◆ **The data**

------------------------------------------------------------------------

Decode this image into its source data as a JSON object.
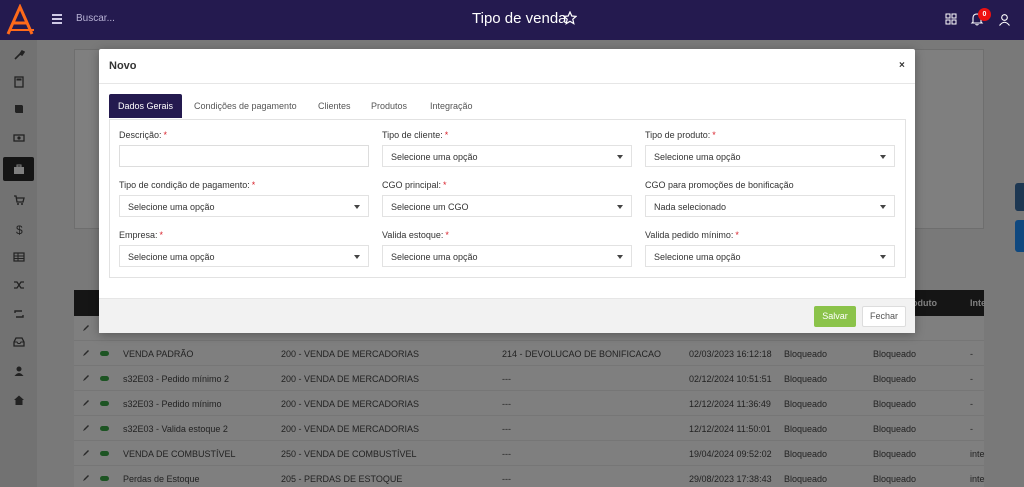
{
  "header": {
    "search_placeholder": "Buscar...",
    "title": "Tipo de venda",
    "notification_count": "0"
  },
  "sidebar": {
    "icons": [
      "wrench-icon",
      "calculator-icon",
      "book-icon",
      "money-icon",
      "briefcase-icon",
      "cart-icon",
      "dollar-icon",
      "table-icon",
      "shuffle-icon",
      "sync-icon",
      "inbox-icon",
      "user-icon",
      "home-icon"
    ]
  },
  "background": {
    "header_cells": [
      "oduto",
      "Inte"
    ],
    "rows": [
      {
        "name": "VENDA PADRÃO",
        "cfop": "200 - VENDA DE MERCADORIAS",
        "bonus": "214 - DEVOLUCAO DE BONIFICACAO",
        "date": "02/03/2023 16:12:18",
        "s1": "Bloqueado",
        "s2": "Bloqueado",
        "s3": "-"
      },
      {
        "name": "s32E03 - Pedido mínimo 2",
        "cfop": "200 - VENDA DE MERCADORIAS",
        "bonus": "---",
        "date": "02/12/2024 10:51:51",
        "s1": "Bloqueado",
        "s2": "Bloqueado",
        "s3": "-"
      },
      {
        "name": "s32E03 - Pedido mínimo",
        "cfop": "200 - VENDA DE MERCADORIAS",
        "bonus": "---",
        "date": "12/12/2024 11:36:49",
        "s1": "Bloqueado",
        "s2": "Bloqueado",
        "s3": "-"
      },
      {
        "name": "s32E03 - Valida estoque 2",
        "cfop": "200 - VENDA DE MERCADORIAS",
        "bonus": "---",
        "date": "12/12/2024 11:50:01",
        "s1": "Bloqueado",
        "s2": "Bloqueado",
        "s3": "-"
      },
      {
        "name": "VENDA DE COMBUSTÍVEL",
        "cfop": "250 - VENDA DE COMBUSTÍVEL",
        "bonus": "---",
        "date": "19/04/2024 09:52:02",
        "s1": "Bloqueado",
        "s2": "Bloqueado",
        "s3": "inte"
      },
      {
        "name": "Perdas de Estoque",
        "cfop": "205 - PERDAS DE ESTOQUE",
        "bonus": "---",
        "date": "29/08/2023 17:38:43",
        "s1": "Bloqueado",
        "s2": "Bloqueado",
        "s3": "inte"
      }
    ]
  },
  "modal": {
    "title": "Novo",
    "close": "×",
    "tabs": [
      "Dados Gerais",
      "Condições de pagamento",
      "Clientes",
      "Produtos",
      "Integração"
    ],
    "fields": {
      "descricao": {
        "label": "Descrição:",
        "value": ""
      },
      "tipo_cliente": {
        "label": "Tipo de cliente:",
        "value": "Selecione uma opção"
      },
      "tipo_produto": {
        "label": "Tipo de produto:",
        "value": "Selecione uma opção"
      },
      "tipo_condicao": {
        "label": "Tipo de condição de pagamento:",
        "value": "Selecione uma opção"
      },
      "cgo_principal": {
        "label": "CGO principal:",
        "value": "Selecione um CGO"
      },
      "cgo_bonificacao": {
        "label": "CGO para promoções de bonificação",
        "value": "Nada selecionado"
      },
      "empresa": {
        "label": "Empresa:",
        "value": "Selecione uma opção"
      },
      "valida_estoque": {
        "label": "Valida estoque:",
        "value": "Selecione uma opção"
      },
      "valida_pedido": {
        "label": "Valida pedido mínimo:",
        "value": "Selecione uma opção"
      }
    },
    "required_mark": "*",
    "save_label": "Salvar",
    "close_label": "Fechar"
  },
  "colors": {
    "topbar": "#241a4f",
    "accent": "#241a4f",
    "save": "#8bc34a",
    "required": "#d9232d"
  }
}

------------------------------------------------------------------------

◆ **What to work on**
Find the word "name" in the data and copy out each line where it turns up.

◆ **Response area**
        "name": "VENDA PADRÃO",
        "name": "s32E03 - Pedido mínimo 2",
        "name": "s32E03 - Pedido mínimo",
        "name": "s32E03 - Valida estoque 2",
        "name": "VENDA DE COMBUSTÍVEL",
        "name": "Perdas de Estoque",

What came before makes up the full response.